It stems from robocalls made to Albertans in 2011 and 2012 in the run-up to the provincial election.
The calls were in contravention of CRTC regulations that say the name of the party sponsoring the call, an address and contact telephone number need to be included.
Wildrose Party president David Yager says it's a bad day for the party.
"This is a highly regrettable event for Wildrose, for the party, for our supporters, for our [donors]," he said. "We didn't plan on being in this situation, we didn't think we would be in this situation, and the fact that we are is embarrassing."
Yager says they were assured by the company they worked with that the calls were 100 per cent in compliance with regulations.

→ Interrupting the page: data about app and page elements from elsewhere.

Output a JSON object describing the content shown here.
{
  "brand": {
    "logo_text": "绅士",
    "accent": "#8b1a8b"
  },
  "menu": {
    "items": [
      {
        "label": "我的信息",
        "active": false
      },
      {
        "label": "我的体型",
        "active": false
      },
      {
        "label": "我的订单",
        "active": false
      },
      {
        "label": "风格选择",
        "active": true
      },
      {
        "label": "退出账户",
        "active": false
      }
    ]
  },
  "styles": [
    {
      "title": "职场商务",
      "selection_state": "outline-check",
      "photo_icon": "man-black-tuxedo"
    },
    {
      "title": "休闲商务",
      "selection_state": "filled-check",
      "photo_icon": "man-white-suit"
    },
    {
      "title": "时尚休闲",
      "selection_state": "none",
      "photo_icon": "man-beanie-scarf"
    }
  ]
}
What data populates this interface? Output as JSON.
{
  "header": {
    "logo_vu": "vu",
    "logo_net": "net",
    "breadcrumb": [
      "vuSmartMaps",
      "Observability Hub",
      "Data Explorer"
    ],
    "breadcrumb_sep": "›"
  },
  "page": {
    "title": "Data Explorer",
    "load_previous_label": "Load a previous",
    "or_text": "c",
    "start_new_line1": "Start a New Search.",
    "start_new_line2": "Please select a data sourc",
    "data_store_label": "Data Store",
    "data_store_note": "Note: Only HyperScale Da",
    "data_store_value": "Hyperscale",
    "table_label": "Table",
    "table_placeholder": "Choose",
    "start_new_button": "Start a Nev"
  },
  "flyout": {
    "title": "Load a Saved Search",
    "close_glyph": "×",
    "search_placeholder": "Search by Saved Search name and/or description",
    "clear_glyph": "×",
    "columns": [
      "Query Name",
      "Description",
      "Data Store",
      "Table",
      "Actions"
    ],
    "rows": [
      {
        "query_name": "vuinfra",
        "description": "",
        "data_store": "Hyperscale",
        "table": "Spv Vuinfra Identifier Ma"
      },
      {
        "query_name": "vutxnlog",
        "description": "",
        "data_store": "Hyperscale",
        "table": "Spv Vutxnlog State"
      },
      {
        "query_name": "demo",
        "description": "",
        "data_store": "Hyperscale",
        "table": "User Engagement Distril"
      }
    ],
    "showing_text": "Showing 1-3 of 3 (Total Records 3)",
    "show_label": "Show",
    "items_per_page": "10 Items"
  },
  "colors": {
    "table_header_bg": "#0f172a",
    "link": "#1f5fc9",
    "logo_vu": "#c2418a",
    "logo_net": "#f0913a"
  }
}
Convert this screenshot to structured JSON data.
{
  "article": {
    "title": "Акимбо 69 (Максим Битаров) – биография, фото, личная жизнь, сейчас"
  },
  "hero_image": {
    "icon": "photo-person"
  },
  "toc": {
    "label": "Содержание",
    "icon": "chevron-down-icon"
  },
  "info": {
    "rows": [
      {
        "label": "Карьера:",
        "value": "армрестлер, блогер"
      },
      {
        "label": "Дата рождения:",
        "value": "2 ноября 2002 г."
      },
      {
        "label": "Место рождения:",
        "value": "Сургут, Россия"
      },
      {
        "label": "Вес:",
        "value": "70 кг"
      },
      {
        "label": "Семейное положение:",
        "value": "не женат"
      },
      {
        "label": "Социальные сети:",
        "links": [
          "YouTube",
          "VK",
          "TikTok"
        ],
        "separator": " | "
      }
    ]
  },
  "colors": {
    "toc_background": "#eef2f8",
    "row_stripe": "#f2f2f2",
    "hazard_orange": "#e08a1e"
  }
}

He declined to name the company, but says the firm had made similar calls for other political parties.
The CRTC penalty against Wildrose was levied as part an ongoing investigation against other Canadian political parties.
The party was alerted in April that it would be part of the investigation, and said it fully co-operated — even supplying scripts and details of the calls.
Yager says he thinks other parties have violated the rules, including the Progressive Conservative Party — which won the election with 44 per cent of the popular vote.
"The only thing we have asked is that the investigation by the CRTC include other political organizations, and if they do I don't think we have heard the last of the story," he said.